The answer to this may vary from country to country.
Absolutely yes, in the US. In the past public urination was charged as
indecent exposure. There was little thought to how that was worded until
the *** offender registry
became so broad that it included all who were convicted of this crime.
Thousands of people register for public urination, mooning, streaking
and many other acts that don't fit the image we have of a *** offender.
Only a few US states have changed the laws to correct the public
urination and *** offender registration issue. Some states had to spend
hundreds of thousands of dollars for the man power and costs of writing a
new law that separated public urination from indecent exposure. Those
that were already charged using the old law have to hire an attorney and
go to court and request relief from the registry. Most offenders have
trouble finding work so few have the financial means to hire an attorney
and be removed. Keep in mind that only a few states have made these
changes but others are beginning to see they have gone too far and that
reform is required in order to make the registry a useful tool again.
Currently with so many small crimes included law enforcement is
stretched too thin to monitor the truly dangerous offenders.
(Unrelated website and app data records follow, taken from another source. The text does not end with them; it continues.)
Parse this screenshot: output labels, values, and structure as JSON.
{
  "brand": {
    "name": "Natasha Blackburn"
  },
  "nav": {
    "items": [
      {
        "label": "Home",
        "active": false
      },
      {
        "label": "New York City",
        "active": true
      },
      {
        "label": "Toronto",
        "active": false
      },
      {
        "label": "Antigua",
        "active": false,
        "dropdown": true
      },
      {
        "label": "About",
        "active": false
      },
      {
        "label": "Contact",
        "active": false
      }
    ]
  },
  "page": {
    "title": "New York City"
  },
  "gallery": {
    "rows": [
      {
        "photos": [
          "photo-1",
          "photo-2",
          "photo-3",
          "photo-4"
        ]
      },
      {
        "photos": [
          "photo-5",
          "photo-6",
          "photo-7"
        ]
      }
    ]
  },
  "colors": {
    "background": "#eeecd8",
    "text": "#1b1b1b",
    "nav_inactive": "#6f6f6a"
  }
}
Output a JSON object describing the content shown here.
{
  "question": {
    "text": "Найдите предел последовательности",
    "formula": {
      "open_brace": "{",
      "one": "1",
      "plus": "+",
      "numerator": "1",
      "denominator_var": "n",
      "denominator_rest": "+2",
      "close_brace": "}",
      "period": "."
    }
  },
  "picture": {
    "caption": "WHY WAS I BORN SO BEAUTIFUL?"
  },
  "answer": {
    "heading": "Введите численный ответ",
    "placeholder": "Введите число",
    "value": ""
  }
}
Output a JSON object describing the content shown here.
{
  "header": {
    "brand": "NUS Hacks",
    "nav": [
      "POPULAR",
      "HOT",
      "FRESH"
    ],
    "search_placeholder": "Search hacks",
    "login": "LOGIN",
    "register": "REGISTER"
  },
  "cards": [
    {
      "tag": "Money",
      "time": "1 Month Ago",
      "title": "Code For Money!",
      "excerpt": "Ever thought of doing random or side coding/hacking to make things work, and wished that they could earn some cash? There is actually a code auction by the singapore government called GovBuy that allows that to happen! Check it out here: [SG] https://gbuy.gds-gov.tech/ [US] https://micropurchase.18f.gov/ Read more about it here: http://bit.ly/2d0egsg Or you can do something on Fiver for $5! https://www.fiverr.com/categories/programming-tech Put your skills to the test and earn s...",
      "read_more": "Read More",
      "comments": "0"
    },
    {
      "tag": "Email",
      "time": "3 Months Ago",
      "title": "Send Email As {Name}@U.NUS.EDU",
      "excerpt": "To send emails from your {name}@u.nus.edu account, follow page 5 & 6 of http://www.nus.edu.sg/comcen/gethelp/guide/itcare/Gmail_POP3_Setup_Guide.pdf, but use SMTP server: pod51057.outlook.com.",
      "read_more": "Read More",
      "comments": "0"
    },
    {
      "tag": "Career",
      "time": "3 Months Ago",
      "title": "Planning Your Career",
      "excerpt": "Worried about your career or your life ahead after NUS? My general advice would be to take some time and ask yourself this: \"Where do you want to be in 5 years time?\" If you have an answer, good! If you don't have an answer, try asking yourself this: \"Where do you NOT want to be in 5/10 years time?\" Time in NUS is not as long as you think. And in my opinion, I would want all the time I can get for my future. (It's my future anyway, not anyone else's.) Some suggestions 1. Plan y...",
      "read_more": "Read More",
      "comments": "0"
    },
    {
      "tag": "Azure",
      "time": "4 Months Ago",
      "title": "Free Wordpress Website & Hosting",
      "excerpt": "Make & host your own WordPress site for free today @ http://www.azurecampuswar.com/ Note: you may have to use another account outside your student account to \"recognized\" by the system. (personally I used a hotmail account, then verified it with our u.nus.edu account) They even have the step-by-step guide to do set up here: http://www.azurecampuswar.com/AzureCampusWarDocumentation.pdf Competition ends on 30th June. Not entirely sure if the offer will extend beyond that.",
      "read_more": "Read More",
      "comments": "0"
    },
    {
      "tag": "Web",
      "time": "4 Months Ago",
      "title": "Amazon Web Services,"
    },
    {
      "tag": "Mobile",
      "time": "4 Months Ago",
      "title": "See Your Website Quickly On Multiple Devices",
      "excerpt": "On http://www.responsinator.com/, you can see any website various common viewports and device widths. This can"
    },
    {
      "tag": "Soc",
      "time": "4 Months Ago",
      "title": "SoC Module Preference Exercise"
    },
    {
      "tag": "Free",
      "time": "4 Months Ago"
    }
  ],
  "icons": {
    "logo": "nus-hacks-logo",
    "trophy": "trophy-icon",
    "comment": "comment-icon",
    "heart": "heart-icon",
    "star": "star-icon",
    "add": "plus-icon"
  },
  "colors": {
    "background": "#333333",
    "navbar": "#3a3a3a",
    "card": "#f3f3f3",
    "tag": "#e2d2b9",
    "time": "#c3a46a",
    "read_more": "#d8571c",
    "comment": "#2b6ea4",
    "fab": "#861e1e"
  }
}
This
increases the risk to ******** as the offenders that need to be
monitored are treated the same as those who did little if anything wrong
Currently, only 6 US states require a ***** to be
present for it to be an offense. The others will charge you no matter
what. A few states have taken steps to prevent this from happening but
most have not.